By far the most common state chartered credit union requirement is 10% of the entire membership. There are other states where credit union leaders can select their own requirements to include in the bylaws. The Illinois statutes, among others, don't even contemplate members being able to call special meetings. A state like California with a significant number of really large credit unions requires at least 3% of the entire membership. Even that relatively low 3% number assures that it would take over 20,000 member signatures to disrupt California-chartered The Golden 1 CU's governance structure.
NCUA may be looking at FCU bylaw enforcement as yet another way to interfere in a credit union's business decision to convert its charter to that of a mutual savings bank, but the application of NCUA's decision will almost assuredly be to every type of bylaw dispute. Who will be more fair and balanced--NCUA or the courts? If NCUA intervenes in these high stakes disputes, won't it end up in court anyway?

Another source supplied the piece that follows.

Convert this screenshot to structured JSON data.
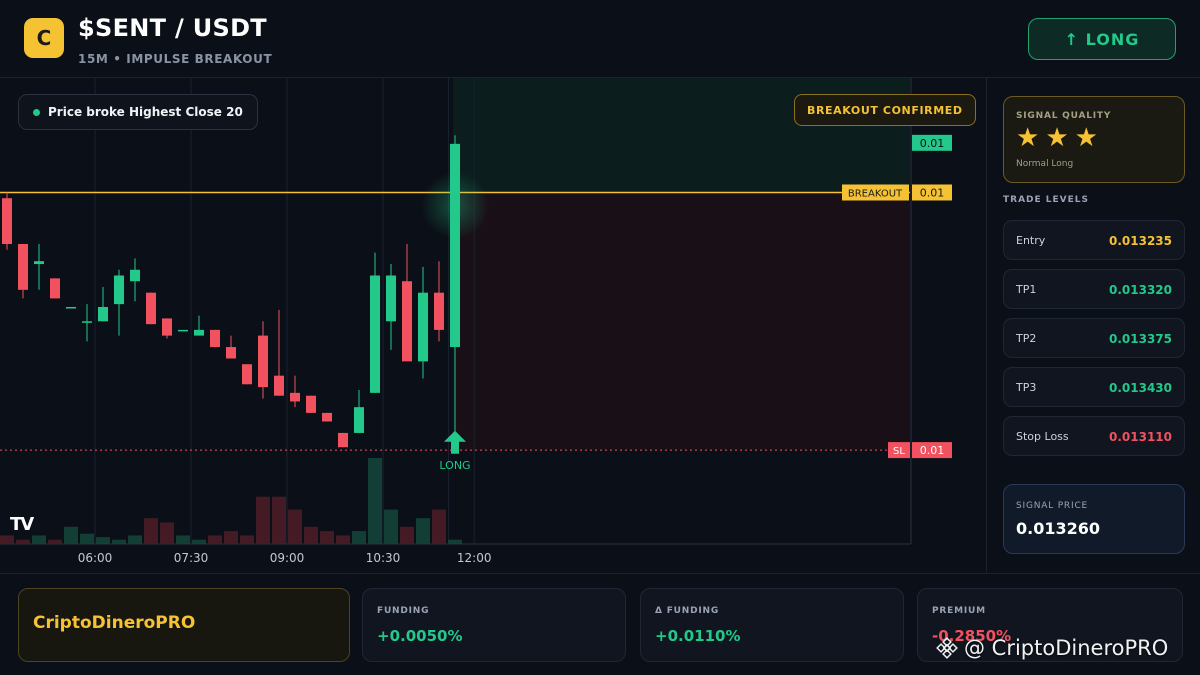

If Credit Union Times really wants to do a service for the credit union industry, it will drop the bylaws enforcement issue and instead use its bully pulpit to encourage NCUA to replace the 750-cap for membership meeting petitions with something more responsible. Such a move will reassure the industry and Congressional policymakers that this country's largest federally chartered credit unions are not so vulnerable to governance disruption that credit unions' reputations are at risk and the share insurance fund is unnecessarily exposed. Marvin C. Umholtz President/CEO Umholtz Strategic Planning & Consulting Services Castlerock, Colo. (Editor's Note: Mr. Umholtz is affiliated with the Coalition for Credit Union Charter Options, a group that advocates for credit unions converting to mutual savings banks.)